**WHAT THIS TASK INVOLVES:** Report every line of the records beneath this task that holds the string "cents".

Collection entries:
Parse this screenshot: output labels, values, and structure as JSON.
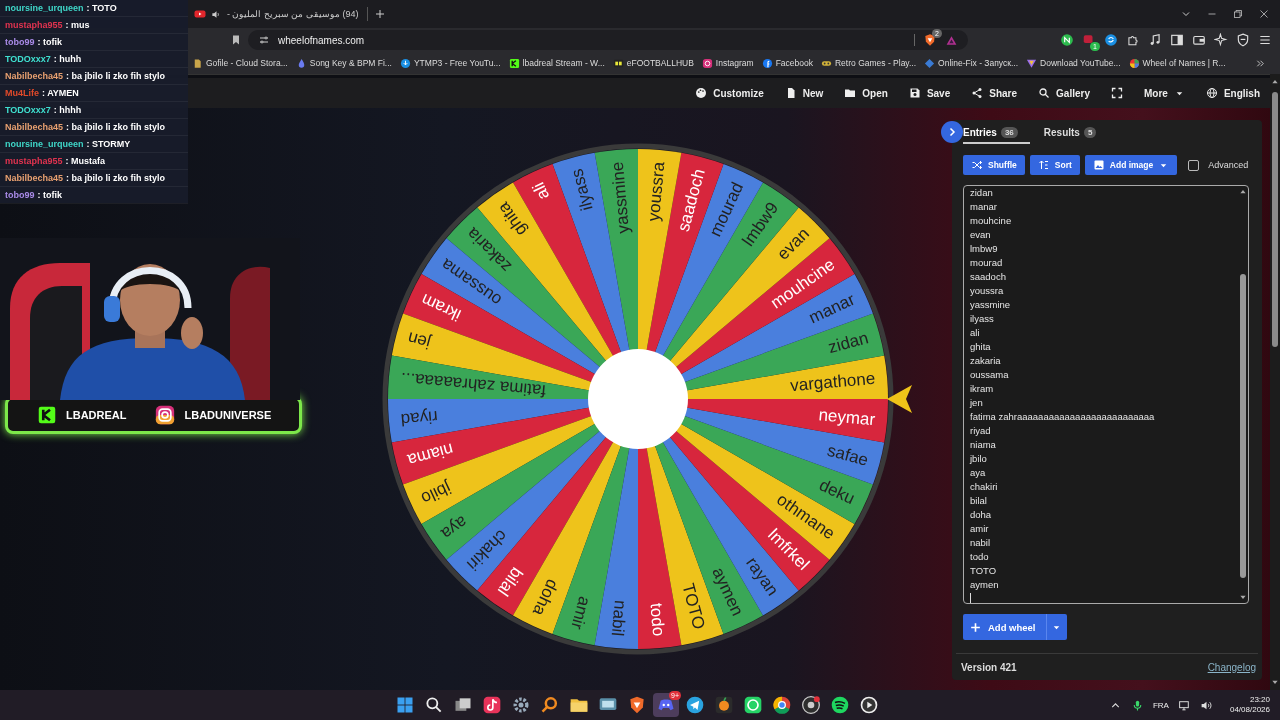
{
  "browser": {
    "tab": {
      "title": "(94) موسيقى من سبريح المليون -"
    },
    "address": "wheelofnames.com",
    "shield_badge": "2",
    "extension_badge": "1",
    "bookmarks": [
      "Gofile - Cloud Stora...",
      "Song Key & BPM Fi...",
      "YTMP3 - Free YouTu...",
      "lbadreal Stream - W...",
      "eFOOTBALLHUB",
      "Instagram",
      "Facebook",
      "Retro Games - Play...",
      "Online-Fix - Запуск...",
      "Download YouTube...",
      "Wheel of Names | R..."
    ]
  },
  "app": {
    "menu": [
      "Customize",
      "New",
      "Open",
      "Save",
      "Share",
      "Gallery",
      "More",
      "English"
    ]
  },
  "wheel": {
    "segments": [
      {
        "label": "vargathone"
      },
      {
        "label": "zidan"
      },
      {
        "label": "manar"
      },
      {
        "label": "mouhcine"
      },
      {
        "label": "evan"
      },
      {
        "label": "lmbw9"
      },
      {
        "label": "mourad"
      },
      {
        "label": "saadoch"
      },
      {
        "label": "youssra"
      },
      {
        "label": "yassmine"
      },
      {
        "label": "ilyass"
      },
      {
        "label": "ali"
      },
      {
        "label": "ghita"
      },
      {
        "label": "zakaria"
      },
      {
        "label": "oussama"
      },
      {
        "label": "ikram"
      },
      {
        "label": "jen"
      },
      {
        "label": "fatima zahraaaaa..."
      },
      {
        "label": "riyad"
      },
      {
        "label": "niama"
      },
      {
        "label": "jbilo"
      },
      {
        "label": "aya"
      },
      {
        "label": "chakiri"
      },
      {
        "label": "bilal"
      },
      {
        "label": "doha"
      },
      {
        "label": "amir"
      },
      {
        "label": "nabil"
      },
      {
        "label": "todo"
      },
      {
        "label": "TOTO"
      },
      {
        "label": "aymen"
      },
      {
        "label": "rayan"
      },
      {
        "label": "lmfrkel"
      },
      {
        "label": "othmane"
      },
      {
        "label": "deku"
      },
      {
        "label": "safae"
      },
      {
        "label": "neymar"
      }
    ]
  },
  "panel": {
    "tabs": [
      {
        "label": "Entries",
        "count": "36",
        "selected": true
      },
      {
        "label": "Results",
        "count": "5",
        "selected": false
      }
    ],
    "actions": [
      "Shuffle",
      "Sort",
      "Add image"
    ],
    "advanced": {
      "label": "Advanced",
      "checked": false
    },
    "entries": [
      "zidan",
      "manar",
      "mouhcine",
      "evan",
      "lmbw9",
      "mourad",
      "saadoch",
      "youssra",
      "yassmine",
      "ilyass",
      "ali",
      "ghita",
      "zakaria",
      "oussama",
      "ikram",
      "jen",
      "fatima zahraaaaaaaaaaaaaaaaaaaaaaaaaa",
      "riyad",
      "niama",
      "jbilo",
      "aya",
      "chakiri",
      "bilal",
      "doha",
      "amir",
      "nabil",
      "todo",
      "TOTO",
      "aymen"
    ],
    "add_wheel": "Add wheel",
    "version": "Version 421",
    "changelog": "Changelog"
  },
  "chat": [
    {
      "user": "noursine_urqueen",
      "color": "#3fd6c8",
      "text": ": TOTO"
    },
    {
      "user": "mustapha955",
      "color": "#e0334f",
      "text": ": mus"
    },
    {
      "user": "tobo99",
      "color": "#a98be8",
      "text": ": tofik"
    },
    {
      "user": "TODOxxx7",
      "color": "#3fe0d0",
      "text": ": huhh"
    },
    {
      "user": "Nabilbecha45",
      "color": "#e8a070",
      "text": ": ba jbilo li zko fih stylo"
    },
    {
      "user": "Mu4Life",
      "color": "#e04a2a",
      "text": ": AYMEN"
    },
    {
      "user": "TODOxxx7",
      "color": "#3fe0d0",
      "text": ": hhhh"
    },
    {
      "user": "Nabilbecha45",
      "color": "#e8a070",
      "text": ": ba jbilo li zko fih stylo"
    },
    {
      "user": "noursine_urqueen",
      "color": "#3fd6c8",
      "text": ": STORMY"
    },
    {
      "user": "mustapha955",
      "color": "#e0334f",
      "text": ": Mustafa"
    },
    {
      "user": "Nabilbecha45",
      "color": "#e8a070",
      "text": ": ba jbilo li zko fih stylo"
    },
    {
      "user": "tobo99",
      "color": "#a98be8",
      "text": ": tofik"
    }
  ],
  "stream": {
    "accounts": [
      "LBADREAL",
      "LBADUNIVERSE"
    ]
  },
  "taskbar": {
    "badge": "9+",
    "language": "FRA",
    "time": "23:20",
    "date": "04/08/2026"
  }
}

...

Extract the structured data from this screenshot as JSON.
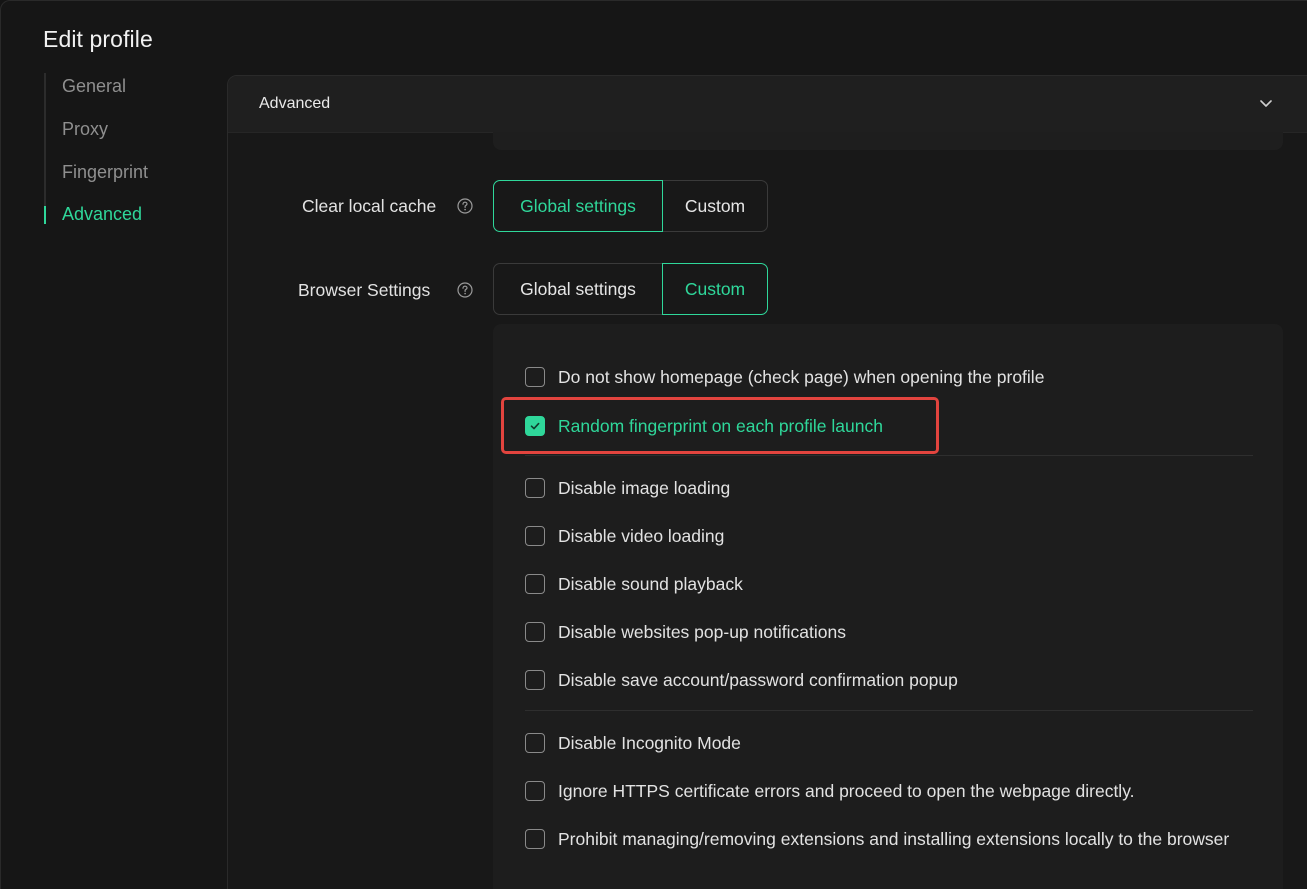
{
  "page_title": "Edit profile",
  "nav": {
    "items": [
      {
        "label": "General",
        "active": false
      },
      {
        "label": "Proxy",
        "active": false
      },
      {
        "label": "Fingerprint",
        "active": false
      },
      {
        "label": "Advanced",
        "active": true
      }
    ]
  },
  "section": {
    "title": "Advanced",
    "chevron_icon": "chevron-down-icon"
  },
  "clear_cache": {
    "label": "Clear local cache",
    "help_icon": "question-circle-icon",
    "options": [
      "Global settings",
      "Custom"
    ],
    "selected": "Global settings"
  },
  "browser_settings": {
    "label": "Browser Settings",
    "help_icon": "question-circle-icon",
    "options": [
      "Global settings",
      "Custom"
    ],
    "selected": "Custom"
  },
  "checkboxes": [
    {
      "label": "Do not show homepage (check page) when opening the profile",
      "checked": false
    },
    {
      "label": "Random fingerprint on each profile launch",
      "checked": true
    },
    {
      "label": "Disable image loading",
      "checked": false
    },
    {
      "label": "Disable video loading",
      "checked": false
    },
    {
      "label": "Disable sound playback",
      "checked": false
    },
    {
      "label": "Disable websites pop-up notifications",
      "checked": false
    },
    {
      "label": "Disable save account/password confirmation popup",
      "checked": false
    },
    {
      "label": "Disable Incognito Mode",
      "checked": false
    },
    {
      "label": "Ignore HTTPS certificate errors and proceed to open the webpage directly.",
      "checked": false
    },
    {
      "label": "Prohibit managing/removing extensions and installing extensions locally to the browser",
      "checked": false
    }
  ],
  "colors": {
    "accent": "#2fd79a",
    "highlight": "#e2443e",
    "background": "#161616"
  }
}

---

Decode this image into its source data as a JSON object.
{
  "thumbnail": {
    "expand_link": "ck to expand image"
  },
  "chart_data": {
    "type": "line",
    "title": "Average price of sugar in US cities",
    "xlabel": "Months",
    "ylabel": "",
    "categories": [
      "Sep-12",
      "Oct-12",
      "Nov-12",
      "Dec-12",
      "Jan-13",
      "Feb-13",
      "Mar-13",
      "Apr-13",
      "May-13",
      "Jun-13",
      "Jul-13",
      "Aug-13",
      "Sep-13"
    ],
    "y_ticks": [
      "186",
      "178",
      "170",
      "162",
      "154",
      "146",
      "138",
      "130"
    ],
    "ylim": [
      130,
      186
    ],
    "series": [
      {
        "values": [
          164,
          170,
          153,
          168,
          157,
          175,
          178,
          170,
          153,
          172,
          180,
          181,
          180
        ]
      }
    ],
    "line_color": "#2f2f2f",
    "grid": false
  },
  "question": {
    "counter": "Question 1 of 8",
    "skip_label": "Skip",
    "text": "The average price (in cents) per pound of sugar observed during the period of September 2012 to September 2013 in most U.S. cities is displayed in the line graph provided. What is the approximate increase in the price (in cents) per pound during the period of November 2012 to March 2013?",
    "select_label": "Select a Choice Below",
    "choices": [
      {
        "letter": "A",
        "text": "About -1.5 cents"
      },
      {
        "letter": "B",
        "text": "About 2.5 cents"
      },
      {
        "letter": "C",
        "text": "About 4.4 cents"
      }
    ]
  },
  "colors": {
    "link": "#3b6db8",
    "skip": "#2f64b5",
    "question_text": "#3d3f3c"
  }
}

**OUTPUT OF THE TASK:**
    "text": "The average price (in cents) per pound of sugar observed during the period of September 2012 to September 2013 in most U.S. cities is displayed in the line graph provided. What is the approximate increase in the price (in cents) per pound during the period of November 2012 to March 2013?",
        "text": "About -1.5 cents"
        "text": "About 2.5 cents"
        "text": "About 4.4 cents"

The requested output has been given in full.